As the latter will affect the accuracy of pathfinding. these logs can be disabled completely by switching Show logs in Console? to Never in the Settings Manager. which is used by 2D NavMeshes.stateHandler.
 368 . and the Accuracy slider can be reduced. it can be run manually by calling the StateHandler script's _OnGUI() function: AC. then the Navigation Mesh Inspector.KickStarter. Setting Character evasion to None will reduce the number of pathfinding calls.though the latter can be corrected by changing your Cursor rendering to Hardware in the Cursor Manager. Such messages can impact performance. AC will output log messages to the Console when necessary – this may be frequently if there is something wrong with your game. If the OnGUI code required only some of the time. has a number of options that can aid performance._OnGUI (). however. 5. it is best to experiment while the game is running to find the optimum value.Be aware. 4. that OnGUI is also used by AC for drawing camera effects and Software cursors . While you should always check the Console for AC's messages. If your game is in 2D.
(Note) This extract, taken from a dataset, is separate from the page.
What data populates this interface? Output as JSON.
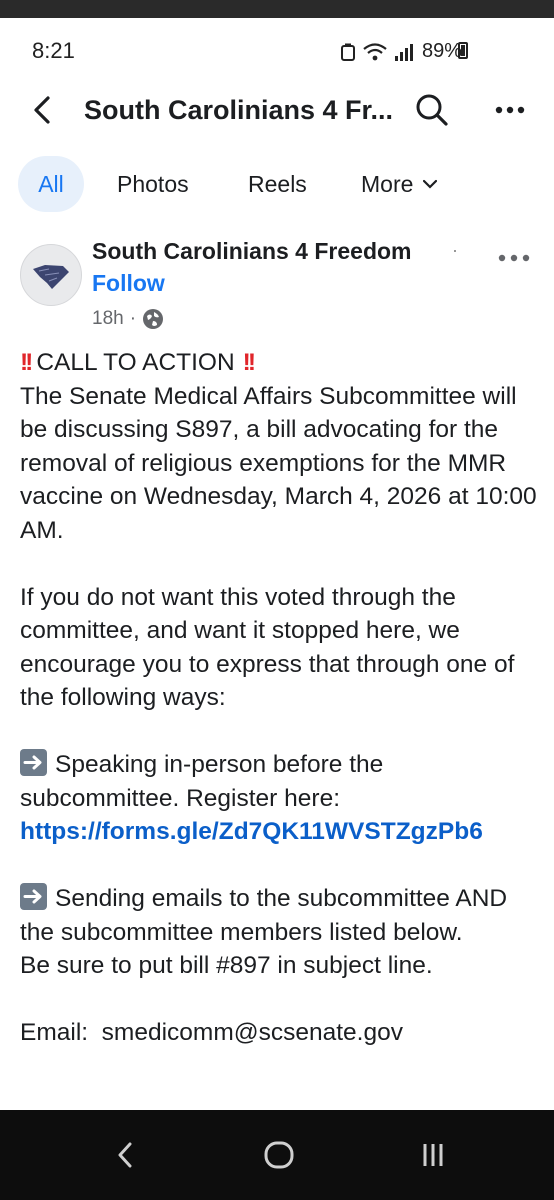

be sure to set your Asset Serialization mode (found in Edit -> Project settings -> Editor) to Mixed. 13. rely on ActionList assets over scene-based ActionLists (such as Cutscenes) whenever possible. Hotspots. Therefore. 2) When collaborating. Conversations and other components that reference Actions each have an Actions source field.see this bug report page. 369 . Version control and collaboration The following are some tips when working on a project with version control and/or collaboration: 1) Unity pre-2017 has a bug regarding string serialisation in Force Text asset serialization mode . Setting this to Asset File allows you to make use of an ActionList asset instead of a scene-based Action.3.